On Dec. 10, a letter writer took one of our local columnists to task for actually expressing an opinion in his opinion column of Dec. 7, saying that supporters of the Fairness Ordinance (and by extension, opponents of the anti-gay hate campaign locally and nationally) obviously hadn't "heard the voice of the electorate" on Nov. 2. Apparently, columnists are only allowed to express "warm and fuzzy" opinions, and when they get into saying what they believe about a controversial topic of importance to
What I want to say here is...well...I mean really...this "the people have spoken" and "Bush has a mandate" crap simply has to stop. Since it seems that a lot of people are merely repeating what they've heard elsewhere and don't actually understand what they're saying, let me offer some facts about this matter for the mathematically challenged:
The surface-noise word these days is that George W. Bush won the election by a popular-vote margin of 51-48% over John Kerry. However, the truth (as displayed by Wikipedia.org among other sources) is that Bush received 50.7%, and Kerry received 48.3% - a margin of 2.4%, not the 3% in the surface-level numbers. That's a significant 20% reduction in the margin between the two major party candidates.
However, even the most innumerate among us will note that these numbers do not add up to 100%. Third-party candidates nationwide represented a total of 1% of the vote. So in the final count, 49.3% of all Americans who voted for a presidential candidate voted AGAINST Bush. His final total was a margin of 1.4% of the popular vote, less than one-half of the 3% Republicans have been crowing about since the day after the election. This represents 1.8 million voters, not 3.7 million as stated after November 2, a reduction of 50% in that margin of victory. Add to this the fact that only about 60% of eligible voters actually bestirred themselves to vote, and the high rate of voting "irregularities" that remain unresolved nationwide, and it turns out that Bush got at most the votes of about 30% of voting-age Americans, and about 20% of all Americans of all ages.

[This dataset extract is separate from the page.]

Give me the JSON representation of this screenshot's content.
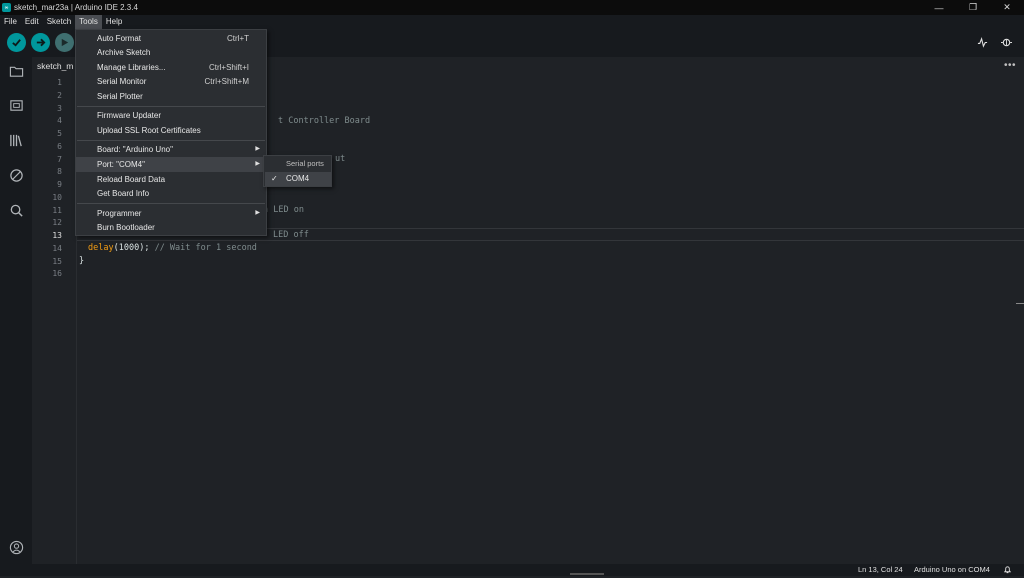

How any of this, even the largest of the above numbers, amounts to a mandate is a logical leap that simply boggles the mind.
In truth, far from receiving a mandate, he barely squeaked by, and there are some indications that he didn't really even do as well as he seems to have done. However, barring a miracle, it appears we're going to inaugurate him again anyway.
But if people like that letter writer think that Americans who disagree with Bush and his policies are just going to lay down and die because he and they keep shouting "Mandate! The people have spoken!", they've got a major surprise in store. We still think he's wrong whether he won the election or not, and we're still going to do all we can to thwart him in his misguided attempts to dismantle the
And besides, vox populi was never vox dei, and most assuredly isn't now.